In 2011, Cliff Hines brought together young jazz and indie rock musicians for a night of music by David Bowie at One Eyed Jacks. James Westfall was among the musicians assembled, and he and the Wee Trio were already considering an album examining Bowie’s music from a jazz perspective. Ashes to Ashes suggests that if you wash 30 years of glam off of Bowie, durable songs remain.
The trio approaches Bowie’s catalogue with seriousness; unlike some tracks by jazz-band-on-rock the Bad Plus, there’s no sense that the Wee Trio’s riding the novelty of the enterprise. They spruce up the dramatic/sluggish “Sunday” from Heathen by playing with the dynamics, moving from a hypnotic murmur on Westfall’s vibes to a near-march by the end with bassist Dan Loomis and drummer Jared Schonig asserting themselves logically within the context.
Smartly, the trio brackets Ashes to Ashes with lesser known songs, making it easier to hear the Wee Trio’s place in the material. The album opens with “Battle for Britain (The Letter)” from Earthling, a harsh, aggressive song with distorted guitars riding programmed drum percussion, but since many gave up on Bowie after the sad albums that followed Let’s Dance, the song will be new to many.
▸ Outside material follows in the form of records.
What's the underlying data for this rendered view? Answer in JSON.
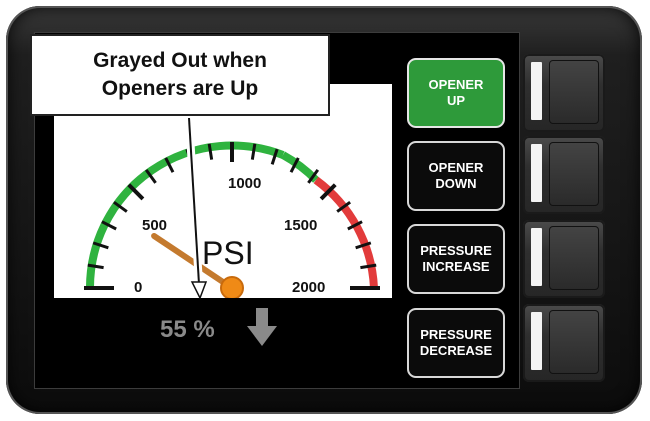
{
  "callout": {
    "line1": "Grayed Out when",
    "line2": "Openers are Up"
  },
  "gauge": {
    "unit": "PSI",
    "ticks": [
      "0",
      "500",
      "1000",
      "1500",
      "2000"
    ],
    "needle_value": 250,
    "range_max": 2000,
    "readout": "55 %",
    "readout_icon": "arrow-down-icon",
    "colors": {
      "low_band": "#2fb33f",
      "high_band": "#e23b3b",
      "needle": "#c47a2e",
      "hub": "#ef8a16"
    }
  },
  "buttons": [
    {
      "line1": "OPENER",
      "line2": "UP",
      "active": true
    },
    {
      "line1": "OPENER",
      "line2": "DOWN",
      "active": false
    },
    {
      "line1": "PRESSURE",
      "line2": "INCREASE",
      "active": false
    },
    {
      "line1": "PRESSURE",
      "line2": "DECREASE",
      "active": false
    }
  ],
  "colors": {
    "active_button": "#2e9a3a",
    "bezel": "#151515"
  }
}
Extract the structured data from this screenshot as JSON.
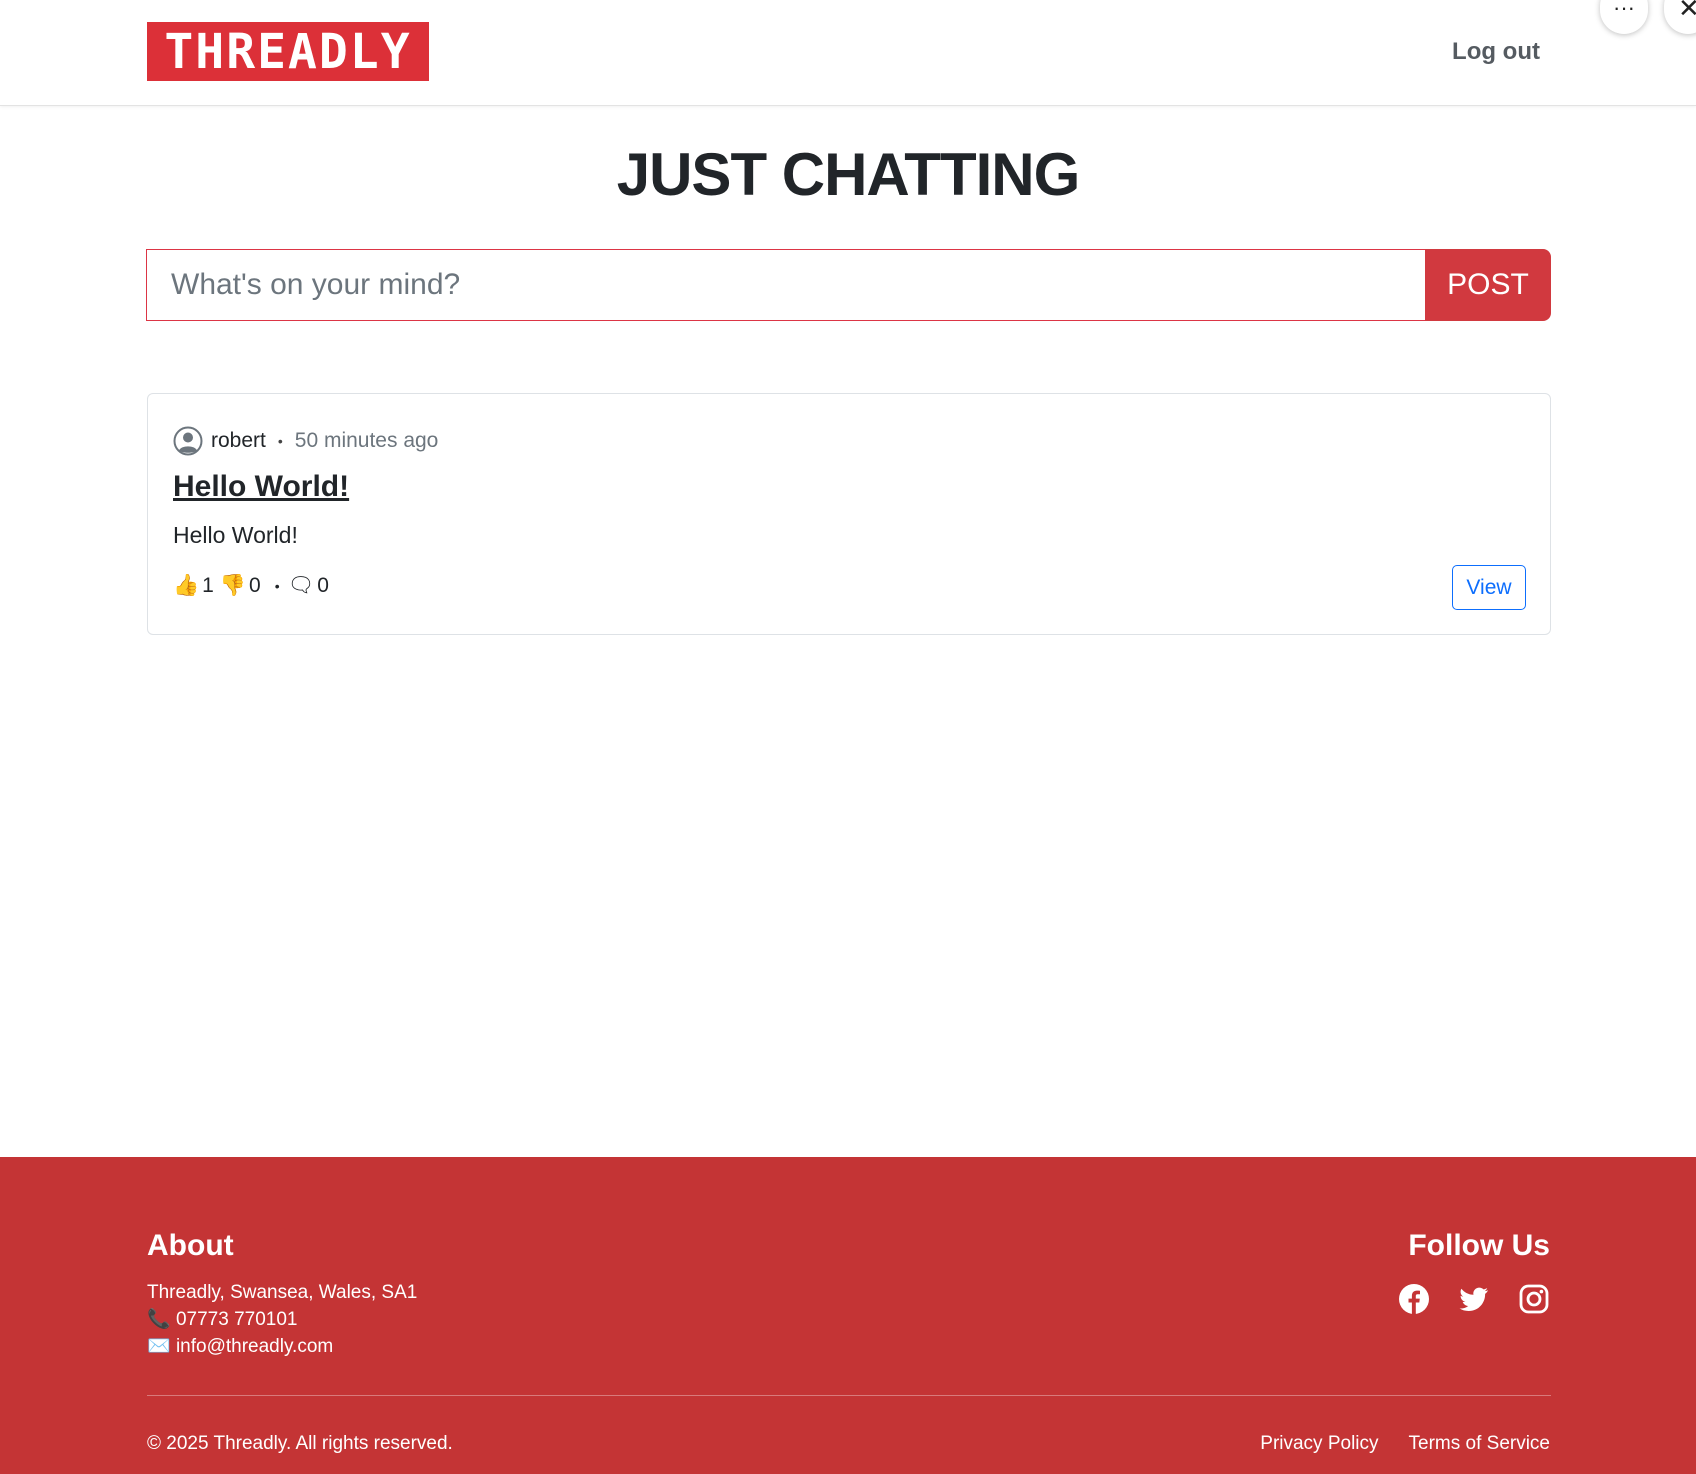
{
  "header": {
    "logo_text": "THREADLY",
    "logout_label": "Log out",
    "more_icon": "ellipsis-icon",
    "close_icon": "close-icon"
  },
  "page": {
    "title": "JUST CHATTING"
  },
  "post_form": {
    "placeholder": "What's on your mind?",
    "button_label": "POST"
  },
  "posts": [
    {
      "author": "robert",
      "time": "50 minutes ago",
      "title": "Hello World!",
      "body": "Hello World!",
      "likes": "1",
      "dislikes": "0",
      "comments": "0",
      "view_label": "View"
    }
  ],
  "footer": {
    "about_title": "About",
    "address": "Threadly, Swansea, Wales, SA1",
    "phone": "07773 770101",
    "email": "info@threadly.com",
    "follow_title": "Follow Us",
    "socials": [
      "facebook-icon",
      "twitter-icon",
      "instagram-icon"
    ],
    "copyright": "© 2025 Threadly. All rights reserved.",
    "privacy_label": "Privacy Policy",
    "terms_label": "Terms of Service"
  },
  "colors": {
    "brand_red": "#dc3038",
    "footer_red": "#c43435",
    "link_blue": "#0d6efd"
  }
}
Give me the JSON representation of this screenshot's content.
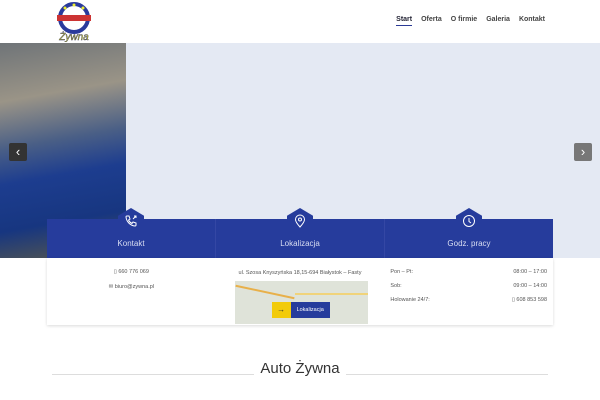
{
  "logo": {
    "text": "Żywna"
  },
  "nav": [
    "Start",
    "Oferta",
    "O firmie",
    "Galeria",
    "Kontakt"
  ],
  "slider": {
    "prev": "‹",
    "next": "›"
  },
  "boxes": [
    {
      "label": "Kontakt",
      "icon": "phone-icon"
    },
    {
      "label": "Lokalizacja",
      "icon": "map-pin-icon"
    },
    {
      "label": "Godz. pracy",
      "icon": "clock-icon"
    }
  ],
  "contact": {
    "phone": "660 776 069",
    "email": "biuro@zywna.pl"
  },
  "location": {
    "address": "ul. Szosa Knyszyńska 18,15-694 Białystok – Fasty",
    "button": "Lokalizacja",
    "arrow": "→"
  },
  "hours": [
    {
      "label": "Pon – Pt:",
      "value": "08:00 – 17:00"
    },
    {
      "label": "Sob:",
      "value": "09:00 – 14:00"
    },
    {
      "label": "Holowanie 24/7:",
      "value": "608 853 598"
    }
  ],
  "section_title": "Auto Żywna"
}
Schonig honors the original’s percussive heart with a series of tight rolls as part of the basic drum pattern, and Westfall’s vibes shed the noise and reveal a solid melody, although one that brings to mind a couplet from Helen Reddy’s “I Am Woman”. Oops.
Throughout, there are smart arrangement touches—assigning the fuzz-tone guitar part in “The Man Who Sold the World” to the bass, the bass and drums drop out for the “I’m happy / hope you’re happy too” phrase in “Ashes to Ashes.” These and similar minor substitutions make meaningful changes and give the Wee Trio versions personality. The band never gets quite as out as I’d hope, but there’s plenty of adventure and invention in these tracks.